Years passed, and while I still felt immersed in the birth world in many rights, I missed the unique role I had passionately filled in doula work. Two years later, I decided I was finally ready to take one more stab at it . . . but this time, I needed things to be different. I knew I wanted to put in the extra work and commitment to certify. I knew I wanted to have a sustainable career, where I could focus ALL my energy on this work. And I knew I needed a different certifying organization to get me there.
For one, I wanted an organization led by fiercely powerful women. The kind of women who were where I wanted to be. Ever heard the saying, "Hitch your wagon to a star"? This is what I was after. I found this and more just by listening to Randy Patterson, the co-owner and force behind Prodoula speak in bits online. When I discovered she was releasing her first book, The Matriarch Rules, I absolutely devoured it. The message of taking responsibility for your own life and career, deeply valuing yourself, and long-story-short just making shit happen, resonated deeply in me and I. Was. Hooked.
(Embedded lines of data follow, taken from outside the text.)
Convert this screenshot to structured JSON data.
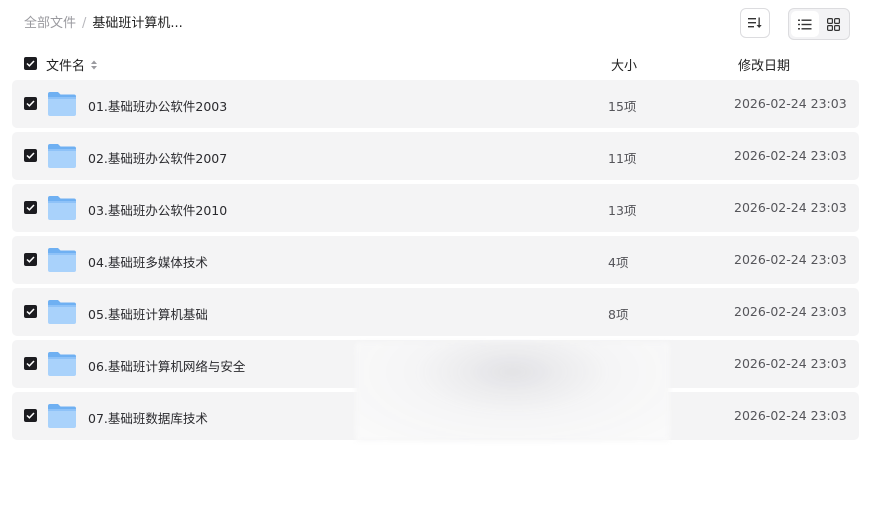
{
  "breadcrumb": {
    "root": "全部文件",
    "separator": "/",
    "current": "基础班计算机..."
  },
  "toolbar": {
    "sort_icon": "sort-icon",
    "list_view_icon": "list-view-icon",
    "grid_view_icon": "grid-view-icon",
    "active_view": "list"
  },
  "table": {
    "headers": {
      "name": "文件名",
      "size": "大小",
      "modified": "修改日期"
    },
    "rows": [
      {
        "name": "01.基础班办公软件2003",
        "size": "15项",
        "modified": "2026-02-24 23:03"
      },
      {
        "name": "02.基础班办公软件2007",
        "size": "11项",
        "modified": "2026-02-24 23:03"
      },
      {
        "name": "03.基础班办公软件2010",
        "size": "13项",
        "modified": "2026-02-24 23:03"
      },
      {
        "name": "04.基础班多媒体技术",
        "size": "4项",
        "modified": "2026-02-24 23:03"
      },
      {
        "name": "05.基础班计算机基础",
        "size": "8项",
        "modified": "2026-02-24 23:03"
      },
      {
        "name": "06.基础班计算机网络与安全",
        "size": "",
        "modified": "2026-02-24 23:03"
      },
      {
        "name": "07.基础班数据库技术",
        "size": "",
        "modified": "2026-02-24 23:03"
      }
    ]
  },
  "colors": {
    "row_bg": "#f4f4f5",
    "checkbox": "#1c1c20",
    "folder_light": "#a9d2fb",
    "folder_dark": "#6fb0f2"
  }
}
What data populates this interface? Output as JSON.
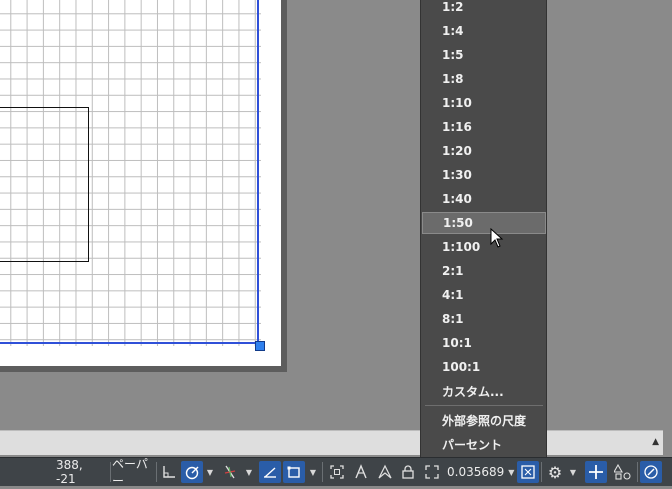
{
  "scale_menu": {
    "items": [
      "1:2",
      "1:4",
      "1:5",
      "1:8",
      "1:10",
      "1:16",
      "1:20",
      "1:30",
      "1:40",
      "1:50",
      "1:100",
      "2:1",
      "4:1",
      "8:1",
      "10:1",
      "100:1",
      "カスタム..."
    ],
    "highlighted": "1:50",
    "extra_items": [
      "外部参照の尺度",
      "パーセント"
    ]
  },
  "statusbar": {
    "coordinates": "388, -21",
    "space": "ペーパー",
    "annotation_scale": "0.035689"
  },
  "colors": {
    "viewport_border": "#2f50d8",
    "statusbar_bg": "#3f4448",
    "menu_bg": "#4a4a4a",
    "active_toggle": "#2a5da8"
  }
}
I was also after an organization that taught me how to support more than one type of birth. This is crucial, folks. That aforementioned job in L&D was a rude awakening for me. I realized that birth can look *MANY* different ways. I realized some of these ways were far outside my comfort zone and that I lacked the training needed to jump in as a truly knowledgeable support person. How could I best support birthing people through a Cesarean birth? What if my client chose an induction of labor? And considering well over 60% of women end up choosing epidural pain relief, what can I do to best support my client then? I'd heard of doulas who simply left the hospital once an epidural was placed--an equally shocking and horrifying discovery. This is not the way I wanted to practice so it was certainly not the way I wanted to be trained.
And speaking of doulas in the hospital, I wanted an organization who promoted the professionalism of its members. A group who respected not just the work doulas provide their clients, but also the expertise and value added by the entire birth team. I'd unfortunately been on the other side of the coin long enough to see more than one doula behaving badly-- fighting providers, dismissing nurses, and several stories I won't bother to share here. Let's just say, my faith in doulas was at an all time low. I knew that to be the type of professional I wanted to be, I would need to be supported by an organization that believed I could charge my worth, hone my expertise, and still be viewed as a knowledgeable peer and asset in the birthing space-- not an adversary.
You've probably figured out by now that this is *exactly* what I found in Prodoula and then some.
After flying through my Labor cross-certification, the next month I certified as a Postpartum and Infant Care Doula and honestly, I'm just getting warmed up. Turns out that when it comes to this doula gig, feeling widely prepared, supported, and valued can make the tables really turn for you. Kinda like birth... isn't that interesting.
While I still deeply value the training that got my feet wet five years ago, I now know I was really a Prodoula all along. I'm grateful for the journey and I'm grateful for the opportunity to be reinvigorated by this powerful work once more. What's the moral of the story here? I'm not sure I can confidently tell you. You see, my Prodoula chapter has just begun, and I'm still excitedly turning each page. And maybe that's kind of the point after all.